Gua sha: To Scrape Sand
In the most literal sense, gua sha translates into “to scrape sand,” referring to the pattern of speckled bruising on the skin after treatment. Traditionally, gua sha is performed on the body to the point of mottled bruising. It’s said to promote qi — the flow of our body’s energy — by dispersing “stagnant blood and energy, facilitating the free flow of qi throughout the body.”
More recently, gua sha has been adopted into Western beauty practices as American estheticians and acupuncturists incorporate it into their facials. Celebrity esthetician Biba de Sousa blends Eastern European facial techniques with gua sha, prepping the skin with a peptide serum before gently using a rose quartz scraper to rejuvenate the skin. Now, because of word-of-mouth marketing on TikTok, at-home gua sha practices are gaining popularity.
Research suggests that traditional gua sha performed on the body can increase surface circulation of blood by 400%, reduce inflammation, and help treat hepatitis B. However, less research has been conducted on facial gua sha, which remains a relatively new practice. Facial gua sha is known to stimulate circulation and promote lymphatic drainage, which may awaken tired skin, aid immune function, and reduce inflammation. However, there is no conclusive research that confirms some of the claims made in viral TikToks, from nose reshaping to acne.
Tried and Tested
Enamored by the benefits of gua sha, I decided to test it out. Over the course of a week, I used Herbivore’s Rose Quartz Teardrop Gua Sha daily, making sure to look on TikTok for any gua sha application tips.

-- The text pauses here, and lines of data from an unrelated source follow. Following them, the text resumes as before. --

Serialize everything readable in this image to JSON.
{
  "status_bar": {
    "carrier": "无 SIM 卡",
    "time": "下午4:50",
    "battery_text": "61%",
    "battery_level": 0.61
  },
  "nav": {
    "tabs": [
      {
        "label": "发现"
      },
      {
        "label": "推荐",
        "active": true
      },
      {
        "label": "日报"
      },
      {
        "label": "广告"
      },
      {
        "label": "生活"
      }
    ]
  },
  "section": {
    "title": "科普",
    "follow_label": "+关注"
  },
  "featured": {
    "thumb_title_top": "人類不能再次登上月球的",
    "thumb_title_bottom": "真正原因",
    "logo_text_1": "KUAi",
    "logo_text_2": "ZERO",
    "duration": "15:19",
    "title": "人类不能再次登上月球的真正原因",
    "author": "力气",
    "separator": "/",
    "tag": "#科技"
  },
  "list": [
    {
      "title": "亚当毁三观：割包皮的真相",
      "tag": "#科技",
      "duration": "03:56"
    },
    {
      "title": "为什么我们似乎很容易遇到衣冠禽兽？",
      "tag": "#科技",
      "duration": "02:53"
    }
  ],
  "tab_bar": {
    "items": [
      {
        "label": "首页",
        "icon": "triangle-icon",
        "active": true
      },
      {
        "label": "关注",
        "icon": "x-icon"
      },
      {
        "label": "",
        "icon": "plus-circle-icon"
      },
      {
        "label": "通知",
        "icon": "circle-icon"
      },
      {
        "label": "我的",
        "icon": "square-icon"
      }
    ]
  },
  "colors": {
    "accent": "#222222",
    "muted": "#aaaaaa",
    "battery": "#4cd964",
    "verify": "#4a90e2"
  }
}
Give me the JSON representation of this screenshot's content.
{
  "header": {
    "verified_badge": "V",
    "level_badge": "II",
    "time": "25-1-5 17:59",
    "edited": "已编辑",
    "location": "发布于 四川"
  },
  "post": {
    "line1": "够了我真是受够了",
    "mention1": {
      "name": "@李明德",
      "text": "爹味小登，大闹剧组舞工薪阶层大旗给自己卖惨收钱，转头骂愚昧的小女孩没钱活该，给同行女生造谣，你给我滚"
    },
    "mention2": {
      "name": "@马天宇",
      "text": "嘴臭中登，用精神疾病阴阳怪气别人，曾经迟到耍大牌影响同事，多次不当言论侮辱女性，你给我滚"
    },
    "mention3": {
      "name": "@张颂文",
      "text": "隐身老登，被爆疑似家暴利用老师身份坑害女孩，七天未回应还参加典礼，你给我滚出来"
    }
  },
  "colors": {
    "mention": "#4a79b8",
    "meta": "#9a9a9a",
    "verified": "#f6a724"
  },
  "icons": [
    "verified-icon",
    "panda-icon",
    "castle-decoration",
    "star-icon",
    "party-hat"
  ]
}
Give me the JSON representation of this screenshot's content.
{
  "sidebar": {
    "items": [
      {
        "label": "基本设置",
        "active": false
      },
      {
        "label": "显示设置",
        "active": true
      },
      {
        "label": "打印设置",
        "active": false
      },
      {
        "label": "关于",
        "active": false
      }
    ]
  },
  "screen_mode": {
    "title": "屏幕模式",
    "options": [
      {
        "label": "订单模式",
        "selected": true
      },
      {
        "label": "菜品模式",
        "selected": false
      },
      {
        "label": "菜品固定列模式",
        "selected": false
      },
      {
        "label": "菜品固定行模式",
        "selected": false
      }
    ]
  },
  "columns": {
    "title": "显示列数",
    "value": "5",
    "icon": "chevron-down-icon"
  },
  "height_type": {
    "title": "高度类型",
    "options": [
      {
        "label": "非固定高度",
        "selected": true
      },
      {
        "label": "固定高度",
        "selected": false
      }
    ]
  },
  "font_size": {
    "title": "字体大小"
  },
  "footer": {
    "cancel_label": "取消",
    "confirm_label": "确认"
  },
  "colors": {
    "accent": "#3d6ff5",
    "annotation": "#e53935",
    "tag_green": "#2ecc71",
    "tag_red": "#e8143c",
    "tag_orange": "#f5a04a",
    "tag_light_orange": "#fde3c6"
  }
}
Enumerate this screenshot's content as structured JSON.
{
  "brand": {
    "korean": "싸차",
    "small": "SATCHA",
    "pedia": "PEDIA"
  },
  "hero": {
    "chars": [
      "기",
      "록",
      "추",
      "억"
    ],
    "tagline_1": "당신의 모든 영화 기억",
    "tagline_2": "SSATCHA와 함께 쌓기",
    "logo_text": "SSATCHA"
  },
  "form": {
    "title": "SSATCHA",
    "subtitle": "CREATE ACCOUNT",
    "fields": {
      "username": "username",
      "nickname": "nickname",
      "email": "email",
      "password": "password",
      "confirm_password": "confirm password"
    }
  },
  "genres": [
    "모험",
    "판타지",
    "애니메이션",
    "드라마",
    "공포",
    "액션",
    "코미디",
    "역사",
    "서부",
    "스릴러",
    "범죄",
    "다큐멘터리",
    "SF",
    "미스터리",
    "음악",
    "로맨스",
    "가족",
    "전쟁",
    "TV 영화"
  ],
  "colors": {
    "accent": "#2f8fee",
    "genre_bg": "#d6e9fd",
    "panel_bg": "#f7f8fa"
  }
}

At first, gua sha was more difficult than I had expected it to be: the tool can be used at so many different angles and positions on the face, which made it difficult to remember my exact routine. Over the next few days, though, I got the hang of it: once I effectively lubricated my skin with a serum, the gua sha slickly glided over my skin, and I was able to apply the right amount of pressure to the right areas of my face.
As I became accustomed to gua sha, I began to find myself thoroughly enjoying not just the results, but the process; it’s a deeply therapeutic process of self-care that forces you to focus on your mind-body connection. Taking ten minutes out of my morning routine to indulge myself in gua sha — and only gua sha — was the most enjoyable part of it.
Results were almost immediate— in the pictures below, taken two hours apart, my jawline is noticeably more defined and my cheekbones are slightly more chiseled in the after photo on the right. However, aside from that, I didn’t notice much else: my eye bags weren’t any less puffy and my skin wasn’t brighter or glowier.
After a week of doing gua sha, the results remained mostly the same. There wasn’t much of a difference aside from my jawline, which was still significantly more chiseled than before.
Was Lizzo right?
Though I wouldn’t say the results are as dramatic as some TikToks make them out to be, I’m not entirely skeptical of gua sha, and will definitely have to try it out for a longer period of time. In my before-and-after pictures, I’m still struck by the difference in my jawline definition— a small change, but nevertheless, a big step forward in my confidence.
Linking together the science behind gua sha with my personal testimony, it seems that gua sha does, indeed, have anti-inflammatory properties that help reduce swelling. However, some of the more click-baity claims— that gua sha will give me an instant nose job, for example — seem to be less consistent among gua sha transformations.
Nevertheless, I’m excited by the growing presence of Asian beauty traditions in Western society. By incorporating gua sha into my daily routine, I’ve come to appreciate it as more than just a tool; rather, I’ve come to see gua sha as an almost ceremonial process.
So maybe I’m not as addicted to gua sha as Lizzo was to her nature’s cereal. But the results seem somewhat promising— given the research that backs it up, and my own personal experience with gua sha, I won’t be surprised if I look like “Handsome Squidward” in a few weeks.